Follow visually the guards who flank the center if the linemen blast forward across the line of scrimmage, signaling a running play. Nine times out of 10 they will lead your eyes to the point of attack, namely where the ball is going, Oristano states. You’ll find where the running back is headed before he gets there -- around the same time the defense does.
Look for a spread formation, with three or more receivers lined up wide or to one side in what is called the “trips right” or “trips left” formation, as a clue that passing play is imminent. A closely bunched formation, with extra blockers creating a fortress around the ball, indicates a quarterback sneak or attempted run for short yardage, most likely by the fullback.
Regard with skepticism movements of linebackers up to line of scrimmage. They are likely faking a blitz and may drop back to their coverage areas. Watch instead the safety who moves up from a deep spot to about 6 yards off the line of scrimmage. Just before the snap, he may start a full-tilt blitz designed to cross the line of scrimmage just after the center delivers the ball to the quarterback.
Study the running back’s eyes just before the snap if a camera provides this shot. Before the ball arrives, he scans the defense from left to right and back again, looking at its alignment. If he inadvertently stares at the point of attack, the middle linebacker may read this and call out to his teammates the gap the back plans to hit.
Watch for the quarterback to react to a blitz by linebackers or safeties by trying to throw a quick pass, designed to avoid the sack, to a receiver who slips into the area vacated by the blitzer.
Apply play-reading tips to high school, college or pro levels, being aware that each level ramps up the level of speed considerably.
Watch a video recording on your own, so you can focus on the play development, to apply this information to actual game situations.
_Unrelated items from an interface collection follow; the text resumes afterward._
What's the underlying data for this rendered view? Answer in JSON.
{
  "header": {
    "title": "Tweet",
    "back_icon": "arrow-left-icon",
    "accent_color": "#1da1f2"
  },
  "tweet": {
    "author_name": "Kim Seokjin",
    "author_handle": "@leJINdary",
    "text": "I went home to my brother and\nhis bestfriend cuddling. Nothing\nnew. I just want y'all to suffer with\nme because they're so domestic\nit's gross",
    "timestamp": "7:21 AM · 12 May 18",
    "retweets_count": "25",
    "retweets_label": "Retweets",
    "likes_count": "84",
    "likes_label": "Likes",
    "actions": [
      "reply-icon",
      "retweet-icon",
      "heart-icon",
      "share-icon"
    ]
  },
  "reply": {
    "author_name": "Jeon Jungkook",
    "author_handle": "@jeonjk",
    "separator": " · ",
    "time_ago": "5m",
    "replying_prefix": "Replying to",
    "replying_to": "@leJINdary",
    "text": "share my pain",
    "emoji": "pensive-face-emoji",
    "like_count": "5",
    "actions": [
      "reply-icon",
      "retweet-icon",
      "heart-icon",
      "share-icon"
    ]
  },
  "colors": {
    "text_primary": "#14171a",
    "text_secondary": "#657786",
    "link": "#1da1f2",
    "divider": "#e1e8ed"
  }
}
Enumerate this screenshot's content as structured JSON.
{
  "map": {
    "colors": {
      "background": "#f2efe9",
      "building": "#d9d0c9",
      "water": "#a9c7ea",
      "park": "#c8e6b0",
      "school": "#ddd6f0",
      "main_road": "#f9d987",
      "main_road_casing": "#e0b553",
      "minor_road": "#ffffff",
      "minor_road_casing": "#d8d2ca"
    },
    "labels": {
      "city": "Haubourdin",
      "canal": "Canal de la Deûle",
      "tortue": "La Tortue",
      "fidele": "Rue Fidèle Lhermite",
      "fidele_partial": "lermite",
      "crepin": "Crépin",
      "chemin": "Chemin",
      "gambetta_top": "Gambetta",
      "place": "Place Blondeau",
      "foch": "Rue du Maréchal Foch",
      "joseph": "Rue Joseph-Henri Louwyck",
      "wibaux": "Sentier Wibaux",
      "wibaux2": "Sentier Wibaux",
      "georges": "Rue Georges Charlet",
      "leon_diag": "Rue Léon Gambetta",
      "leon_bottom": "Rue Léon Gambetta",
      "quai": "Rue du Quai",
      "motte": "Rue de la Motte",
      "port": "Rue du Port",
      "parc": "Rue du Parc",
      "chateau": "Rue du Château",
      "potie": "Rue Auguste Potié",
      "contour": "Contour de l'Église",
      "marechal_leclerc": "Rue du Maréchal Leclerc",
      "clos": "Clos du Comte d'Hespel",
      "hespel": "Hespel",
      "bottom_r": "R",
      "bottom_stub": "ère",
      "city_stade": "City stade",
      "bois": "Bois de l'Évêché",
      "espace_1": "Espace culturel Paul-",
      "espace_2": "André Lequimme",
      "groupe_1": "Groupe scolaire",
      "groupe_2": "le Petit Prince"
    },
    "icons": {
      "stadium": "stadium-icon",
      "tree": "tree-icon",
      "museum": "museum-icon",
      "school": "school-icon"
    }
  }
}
Play the game in slow motion and go back and forth until you see for yourself the patterns that experienced analysts know to look for.
Don’t follow the ball, advises Oristano, as well as NFL.com analyst Pat Kirwan in "Take Your Eye Off the Ball: How to Watch Football." It doesn’t tell you what is going on. Nor does all the pre-snap motion by the receivers, running backs and quarterback. All players but one must set for a full second before the snap.